Writing Secrets: What makes a verb strong?
I am constantly exhorting writers to avoid adverbs, but to use instead “strong verbs”. And they respond by saying, “Okay, but what is a strong verb, and how do we recognise it when we see it?”
At first I was at a loss to define it. I gave examples. I said, “You’ll know when you see one. You’ll just feel when it’s more powerful.” Which wasn’t very helpful.
The other day it came to me. I realised, with a flash, exactly what makes a strong verb. It’s the same reason some details are stronger than others, and some nouns are better, more vivid, more powerful.
The more specific they are, the better. “Walk” is fairly generic. It doesn’t tell us much beyond the fact that the character isn’t running. “Move” doesn’t give us much either. Does the creature slither, slide or lurch?
“Pull” is equally general in its description of a movement. You’d be a lot more specific if you chose tug, wrench or yank.
Think of the verb “fight”. It gives us absolutely no idea of what is happening. We don’t know what to conjure on our imaginary screens. If it’s an animal, does it strike, claw and hiss? If human, does he slash, scratch, punch or slap?
So that’s where your writing strength lies. Every word you use, every detail you choose, should be as precise and as specific as you can make it.
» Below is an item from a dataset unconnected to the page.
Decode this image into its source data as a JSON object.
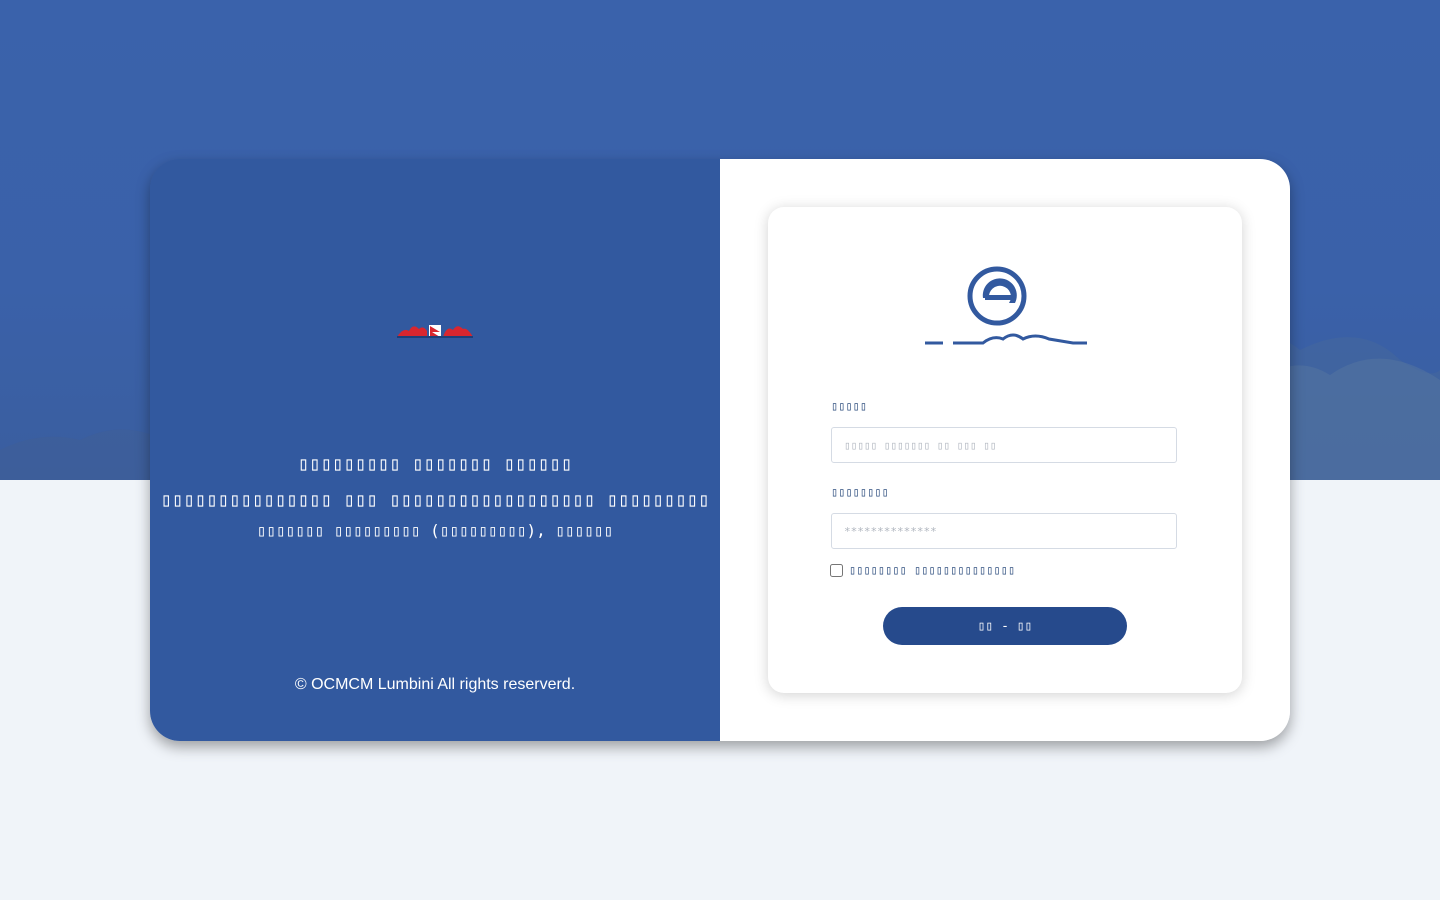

Read Richard’s latest blog: ‘Monday Motivation: The dramatic engine we call conflict‘